§ EXERCISE:
Set down all of the lines below exactly as they are given.
━━━━━ GIVEN ENTRIES ━━━━━
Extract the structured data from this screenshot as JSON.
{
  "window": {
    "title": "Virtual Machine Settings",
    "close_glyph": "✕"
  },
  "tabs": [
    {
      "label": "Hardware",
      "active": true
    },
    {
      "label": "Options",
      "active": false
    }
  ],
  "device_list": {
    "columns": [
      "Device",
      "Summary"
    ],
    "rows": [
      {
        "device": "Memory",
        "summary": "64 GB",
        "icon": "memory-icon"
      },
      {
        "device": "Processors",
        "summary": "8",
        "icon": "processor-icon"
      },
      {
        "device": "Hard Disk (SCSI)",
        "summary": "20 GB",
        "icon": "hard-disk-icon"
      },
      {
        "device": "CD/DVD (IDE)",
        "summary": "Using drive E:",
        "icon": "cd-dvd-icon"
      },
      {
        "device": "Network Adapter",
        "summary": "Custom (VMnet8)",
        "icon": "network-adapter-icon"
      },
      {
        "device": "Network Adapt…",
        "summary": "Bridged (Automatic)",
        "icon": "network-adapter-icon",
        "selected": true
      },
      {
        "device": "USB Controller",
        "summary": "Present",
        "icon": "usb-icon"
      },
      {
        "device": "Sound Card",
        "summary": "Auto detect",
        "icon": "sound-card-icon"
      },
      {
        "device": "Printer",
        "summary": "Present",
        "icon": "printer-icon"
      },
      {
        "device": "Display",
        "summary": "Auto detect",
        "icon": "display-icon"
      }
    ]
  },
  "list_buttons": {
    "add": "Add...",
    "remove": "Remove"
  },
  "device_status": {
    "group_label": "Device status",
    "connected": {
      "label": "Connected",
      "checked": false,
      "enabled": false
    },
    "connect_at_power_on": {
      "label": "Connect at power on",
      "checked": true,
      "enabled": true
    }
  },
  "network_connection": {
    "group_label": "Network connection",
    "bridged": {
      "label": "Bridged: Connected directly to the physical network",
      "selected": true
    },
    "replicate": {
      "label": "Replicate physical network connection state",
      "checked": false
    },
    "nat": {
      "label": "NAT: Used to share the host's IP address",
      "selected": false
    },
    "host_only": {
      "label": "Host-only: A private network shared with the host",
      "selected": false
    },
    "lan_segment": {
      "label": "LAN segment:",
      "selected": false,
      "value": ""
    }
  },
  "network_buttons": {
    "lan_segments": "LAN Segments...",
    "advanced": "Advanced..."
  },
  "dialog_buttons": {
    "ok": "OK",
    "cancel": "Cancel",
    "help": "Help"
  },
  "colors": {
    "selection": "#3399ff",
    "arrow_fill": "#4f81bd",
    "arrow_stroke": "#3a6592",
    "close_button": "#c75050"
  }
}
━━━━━
§ SOLUTION FOR THIS EXERCISE:
Extract the structured data from this screenshot as JSON.
{
  "window": {
    "title": "Virtual Machine Settings",
    "close_glyph": "✕"
  },
  "tabs": [
    {
      "label": "Hardware",
      "active": true
    },
    {
      "label": "Options",
      "active": false
    }
  ],
  "device_list": {
    "columns": [
      "Device",
      "Summary"
    ],
    "rows": [
      {
        "device": "Memory",
        "summary": "64 GB",
        "icon": "memory-icon"
      },
      {
        "device": "Processors",
        "summary": "8",
        "icon": "processor-icon"
      },
      {
        "device": "Hard Disk (SCSI)",
        "summary": "20 GB",
        "icon": "hard-disk-icon"
      },
      {
        "device": "CD/DVD (IDE)",
        "summary": "Using drive E:",
        "icon": "cd-dvd-icon"
      },
      {
        "device": "Network Adapter",
        "summary": "Custom (VMnet8)",
        "icon": "network-adapter-icon"
      },
      {
        "device": "Network Adapt…",
        "summary": "Bridged (Automatic)",
        "icon": "network-adapter-icon",
        "selected": true
      },
      {
        "device": "USB Controller",
        "summary": "Present",
        "icon": "usb-icon"
      },
      {
        "device": "Sound Card",
        "summary": "Auto detect",
        "icon": "sound-card-icon"
      },
      {
        "device": "Printer",
        "summary": "Present",
        "icon": "printer-icon"
      },
      {
        "device": "Display",
        "summary": "Auto detect",
        "icon": "display-icon"
      }
    ]
  },
  "list_buttons": {
    "add": "Add...",
    "remove": "Remove"
  },
  "device_status": {
    "group_label": "Device status",
    "connected": {
      "label": "Connected",
      "checked": false,
      "enabled": false
    },
    "connect_at_power_on": {
      "label": "Connect at power on",
      "checked": true,
      "enabled": true
    }
  },
  "network_connection": {
    "group_label": "Network connection",
    "bridged": {
      "label": "Bridged: Connected directly to the physical network",
      "selected": true
    },
    "replicate": {
      "label": "Replicate physical network connection state",
      "checked": false
    },
    "nat": {
      "label": "NAT: Used to share the host's IP address",
      "selected": false
    },
    "host_only": {
      "label": "Host-only: A private network shared with the host",
      "selected": false
    },
    "lan_segment": {
      "label": "LAN segment:",
      "selected": false,
      "value": ""
    }
  },
  "network_buttons": {
    "lan_segments": "LAN Segments...",
    "advanced": "Advanced..."
  },
  "dialog_buttons": {
    "ok": "OK",
    "cancel": "Cancel",
    "help": "Help"
  },
  "colors": {
    "selection": "#3399ff",
    "arrow_fill": "#4f81bd",
    "arrow_stroke": "#3a6592",
    "close_button": "#c75050"
  }
}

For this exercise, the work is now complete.